### Task
Whatever the data contains, copy all of it exactly.

Data about app and page elements
===============
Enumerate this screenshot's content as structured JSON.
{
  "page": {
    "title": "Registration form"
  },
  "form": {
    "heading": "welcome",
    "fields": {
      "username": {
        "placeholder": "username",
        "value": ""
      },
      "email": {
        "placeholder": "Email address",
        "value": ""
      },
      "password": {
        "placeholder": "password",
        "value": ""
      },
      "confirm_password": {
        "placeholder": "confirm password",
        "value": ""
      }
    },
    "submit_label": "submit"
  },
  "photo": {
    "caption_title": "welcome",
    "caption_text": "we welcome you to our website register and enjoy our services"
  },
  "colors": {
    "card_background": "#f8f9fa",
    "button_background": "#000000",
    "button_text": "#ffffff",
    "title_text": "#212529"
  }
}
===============
### Response
Enumerate this screenshot's content as structured JSON.
{
  "page": {
    "title": "Registration form"
  },
  "form": {
    "heading": "welcome",
    "fields": {
      "username": {
        "placeholder": "username",
        "value": ""
      },
      "email": {
        "placeholder": "Email address",
        "value": ""
      },
      "password": {
        "placeholder": "password",
        "value": ""
      },
      "confirm_password": {
        "placeholder": "confirm password",
        "value": ""
      }
    },
    "submit_label": "submit"
  },
  "photo": {
    "caption_title": "welcome",
    "caption_text": "we welcome you to our website register and enjoy our services"
  },
  "colors": {
    "card_background": "#f8f9fa",
    "button_background": "#000000",
    "button_text": "#ffffff",
    "title_text": "#212529"
  }
}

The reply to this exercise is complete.